Records contained in a dataset:
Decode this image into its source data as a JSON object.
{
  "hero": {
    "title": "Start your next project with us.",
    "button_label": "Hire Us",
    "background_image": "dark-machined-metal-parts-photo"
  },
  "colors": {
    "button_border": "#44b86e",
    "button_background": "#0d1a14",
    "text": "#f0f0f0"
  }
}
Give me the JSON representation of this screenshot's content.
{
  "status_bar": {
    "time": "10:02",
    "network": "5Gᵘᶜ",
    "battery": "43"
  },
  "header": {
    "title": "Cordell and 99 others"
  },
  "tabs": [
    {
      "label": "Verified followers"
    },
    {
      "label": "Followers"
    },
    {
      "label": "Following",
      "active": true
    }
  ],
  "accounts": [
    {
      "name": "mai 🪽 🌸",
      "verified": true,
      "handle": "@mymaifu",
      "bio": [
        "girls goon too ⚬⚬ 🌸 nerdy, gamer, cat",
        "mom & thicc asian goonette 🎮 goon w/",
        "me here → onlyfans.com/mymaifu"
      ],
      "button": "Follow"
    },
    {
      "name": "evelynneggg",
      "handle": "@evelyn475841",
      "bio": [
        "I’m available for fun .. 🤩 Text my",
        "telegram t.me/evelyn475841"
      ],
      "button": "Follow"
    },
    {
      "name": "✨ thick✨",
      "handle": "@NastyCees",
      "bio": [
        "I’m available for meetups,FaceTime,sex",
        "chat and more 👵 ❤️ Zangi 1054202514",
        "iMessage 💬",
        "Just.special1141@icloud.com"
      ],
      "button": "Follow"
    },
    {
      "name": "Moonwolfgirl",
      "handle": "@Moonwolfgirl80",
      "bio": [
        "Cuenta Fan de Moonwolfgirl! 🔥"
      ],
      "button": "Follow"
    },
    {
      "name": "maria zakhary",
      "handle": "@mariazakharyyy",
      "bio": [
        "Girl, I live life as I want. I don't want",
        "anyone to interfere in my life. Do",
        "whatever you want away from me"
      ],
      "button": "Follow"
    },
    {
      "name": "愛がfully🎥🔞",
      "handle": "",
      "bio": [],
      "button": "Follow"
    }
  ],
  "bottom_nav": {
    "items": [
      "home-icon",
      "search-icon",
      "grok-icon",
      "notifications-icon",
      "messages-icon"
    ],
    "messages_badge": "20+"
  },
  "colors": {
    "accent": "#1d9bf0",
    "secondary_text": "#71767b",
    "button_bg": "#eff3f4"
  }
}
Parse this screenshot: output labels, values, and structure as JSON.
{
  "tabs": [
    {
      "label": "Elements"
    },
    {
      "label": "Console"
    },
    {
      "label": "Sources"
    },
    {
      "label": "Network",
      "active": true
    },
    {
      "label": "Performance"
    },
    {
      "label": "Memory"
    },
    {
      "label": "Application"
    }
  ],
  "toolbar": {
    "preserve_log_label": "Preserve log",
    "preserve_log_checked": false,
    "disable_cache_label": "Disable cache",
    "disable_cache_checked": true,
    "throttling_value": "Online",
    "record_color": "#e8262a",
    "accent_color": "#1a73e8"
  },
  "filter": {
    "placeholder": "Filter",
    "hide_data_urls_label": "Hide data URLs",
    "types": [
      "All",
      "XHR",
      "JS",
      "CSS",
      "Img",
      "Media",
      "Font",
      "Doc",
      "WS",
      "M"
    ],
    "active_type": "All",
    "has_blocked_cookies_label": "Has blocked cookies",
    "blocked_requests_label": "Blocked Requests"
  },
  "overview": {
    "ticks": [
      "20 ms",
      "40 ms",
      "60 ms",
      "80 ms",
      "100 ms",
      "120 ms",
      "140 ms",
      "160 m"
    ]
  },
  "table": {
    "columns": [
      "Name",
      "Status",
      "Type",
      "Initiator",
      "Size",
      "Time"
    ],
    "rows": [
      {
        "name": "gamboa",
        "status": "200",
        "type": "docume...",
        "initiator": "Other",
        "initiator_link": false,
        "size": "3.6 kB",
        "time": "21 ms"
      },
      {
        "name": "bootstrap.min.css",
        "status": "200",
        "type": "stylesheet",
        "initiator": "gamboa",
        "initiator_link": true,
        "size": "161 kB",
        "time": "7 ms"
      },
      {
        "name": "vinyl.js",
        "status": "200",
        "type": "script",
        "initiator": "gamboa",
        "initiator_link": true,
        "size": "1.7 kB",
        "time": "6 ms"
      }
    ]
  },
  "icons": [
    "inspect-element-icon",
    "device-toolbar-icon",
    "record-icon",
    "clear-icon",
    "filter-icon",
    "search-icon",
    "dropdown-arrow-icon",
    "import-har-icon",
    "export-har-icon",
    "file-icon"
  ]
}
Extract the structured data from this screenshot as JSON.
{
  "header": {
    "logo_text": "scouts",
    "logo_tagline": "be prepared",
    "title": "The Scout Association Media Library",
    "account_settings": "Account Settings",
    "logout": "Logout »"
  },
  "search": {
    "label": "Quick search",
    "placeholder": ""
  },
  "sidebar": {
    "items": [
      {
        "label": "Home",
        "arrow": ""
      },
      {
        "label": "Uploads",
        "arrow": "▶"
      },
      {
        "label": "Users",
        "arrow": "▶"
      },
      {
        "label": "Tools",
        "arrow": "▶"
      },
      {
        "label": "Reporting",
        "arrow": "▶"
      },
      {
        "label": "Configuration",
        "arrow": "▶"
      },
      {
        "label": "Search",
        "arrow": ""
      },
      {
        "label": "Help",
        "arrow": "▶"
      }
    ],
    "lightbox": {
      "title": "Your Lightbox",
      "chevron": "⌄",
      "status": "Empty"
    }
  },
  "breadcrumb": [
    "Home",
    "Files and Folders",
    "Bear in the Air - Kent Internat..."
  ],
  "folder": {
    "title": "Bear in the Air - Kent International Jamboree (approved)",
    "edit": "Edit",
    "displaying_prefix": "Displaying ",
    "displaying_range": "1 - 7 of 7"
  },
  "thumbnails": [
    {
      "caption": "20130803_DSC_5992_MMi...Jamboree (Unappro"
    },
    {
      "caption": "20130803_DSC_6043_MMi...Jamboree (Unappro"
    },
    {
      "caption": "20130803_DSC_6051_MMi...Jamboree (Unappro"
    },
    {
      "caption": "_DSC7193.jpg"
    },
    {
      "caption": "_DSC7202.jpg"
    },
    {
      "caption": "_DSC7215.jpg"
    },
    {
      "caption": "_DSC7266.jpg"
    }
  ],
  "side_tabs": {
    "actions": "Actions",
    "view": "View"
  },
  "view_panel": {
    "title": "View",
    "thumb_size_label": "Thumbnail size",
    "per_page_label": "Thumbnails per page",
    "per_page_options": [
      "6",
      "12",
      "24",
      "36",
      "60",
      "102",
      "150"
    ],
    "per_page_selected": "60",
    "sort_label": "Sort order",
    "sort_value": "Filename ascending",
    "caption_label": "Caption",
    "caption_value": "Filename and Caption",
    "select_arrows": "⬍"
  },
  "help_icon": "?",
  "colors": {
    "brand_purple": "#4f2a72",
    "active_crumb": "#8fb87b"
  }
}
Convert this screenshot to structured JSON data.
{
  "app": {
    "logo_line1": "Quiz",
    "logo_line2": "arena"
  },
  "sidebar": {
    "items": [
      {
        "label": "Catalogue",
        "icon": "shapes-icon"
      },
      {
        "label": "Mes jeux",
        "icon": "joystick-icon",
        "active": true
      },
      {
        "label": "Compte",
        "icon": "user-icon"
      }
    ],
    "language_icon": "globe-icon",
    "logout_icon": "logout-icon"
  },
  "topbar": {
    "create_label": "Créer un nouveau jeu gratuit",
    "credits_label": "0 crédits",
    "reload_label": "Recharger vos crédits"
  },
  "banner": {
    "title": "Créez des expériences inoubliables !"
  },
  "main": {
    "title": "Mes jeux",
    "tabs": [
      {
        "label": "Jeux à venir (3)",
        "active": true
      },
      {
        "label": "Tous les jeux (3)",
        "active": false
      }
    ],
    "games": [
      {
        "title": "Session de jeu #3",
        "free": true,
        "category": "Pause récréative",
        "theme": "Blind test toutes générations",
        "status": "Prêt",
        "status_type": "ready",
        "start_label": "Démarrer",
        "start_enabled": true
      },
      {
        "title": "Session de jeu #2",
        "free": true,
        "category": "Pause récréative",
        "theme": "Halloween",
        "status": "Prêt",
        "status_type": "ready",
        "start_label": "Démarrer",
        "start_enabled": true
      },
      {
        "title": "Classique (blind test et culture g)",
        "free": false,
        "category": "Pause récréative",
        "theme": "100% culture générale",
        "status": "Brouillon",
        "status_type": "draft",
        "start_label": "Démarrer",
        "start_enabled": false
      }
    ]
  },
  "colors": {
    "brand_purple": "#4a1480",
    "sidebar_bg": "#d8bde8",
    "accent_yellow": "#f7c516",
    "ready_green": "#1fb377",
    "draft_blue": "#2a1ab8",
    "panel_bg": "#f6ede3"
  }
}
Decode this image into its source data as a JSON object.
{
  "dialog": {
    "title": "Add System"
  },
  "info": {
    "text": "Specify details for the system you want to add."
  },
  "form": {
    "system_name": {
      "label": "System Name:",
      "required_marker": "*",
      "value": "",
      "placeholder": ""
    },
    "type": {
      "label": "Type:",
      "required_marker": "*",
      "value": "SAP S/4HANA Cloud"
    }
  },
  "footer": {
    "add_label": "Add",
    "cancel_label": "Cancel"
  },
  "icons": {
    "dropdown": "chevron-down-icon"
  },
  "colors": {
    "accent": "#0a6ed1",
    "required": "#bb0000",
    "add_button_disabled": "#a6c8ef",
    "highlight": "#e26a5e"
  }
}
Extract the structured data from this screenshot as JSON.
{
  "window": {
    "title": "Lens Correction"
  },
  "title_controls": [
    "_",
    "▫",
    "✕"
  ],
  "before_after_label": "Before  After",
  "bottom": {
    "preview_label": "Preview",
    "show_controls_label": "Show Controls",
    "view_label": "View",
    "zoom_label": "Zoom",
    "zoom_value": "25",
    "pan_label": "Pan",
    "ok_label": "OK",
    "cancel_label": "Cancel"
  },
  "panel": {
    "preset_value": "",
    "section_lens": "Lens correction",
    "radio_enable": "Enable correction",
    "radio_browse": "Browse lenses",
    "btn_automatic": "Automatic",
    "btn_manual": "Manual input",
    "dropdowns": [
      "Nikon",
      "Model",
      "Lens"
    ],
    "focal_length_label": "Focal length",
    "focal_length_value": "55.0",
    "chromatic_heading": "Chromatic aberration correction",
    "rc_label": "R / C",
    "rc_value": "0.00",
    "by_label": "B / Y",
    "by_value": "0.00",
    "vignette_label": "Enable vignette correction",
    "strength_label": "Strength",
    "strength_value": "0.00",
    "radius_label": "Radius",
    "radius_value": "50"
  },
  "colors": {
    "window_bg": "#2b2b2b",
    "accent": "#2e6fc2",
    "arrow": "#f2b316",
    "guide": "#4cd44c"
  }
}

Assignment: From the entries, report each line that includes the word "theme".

Response to the exercise:
        "theme": "Blind test toutes générations",
        "theme": "Halloween",
        "theme": "100% culture générale",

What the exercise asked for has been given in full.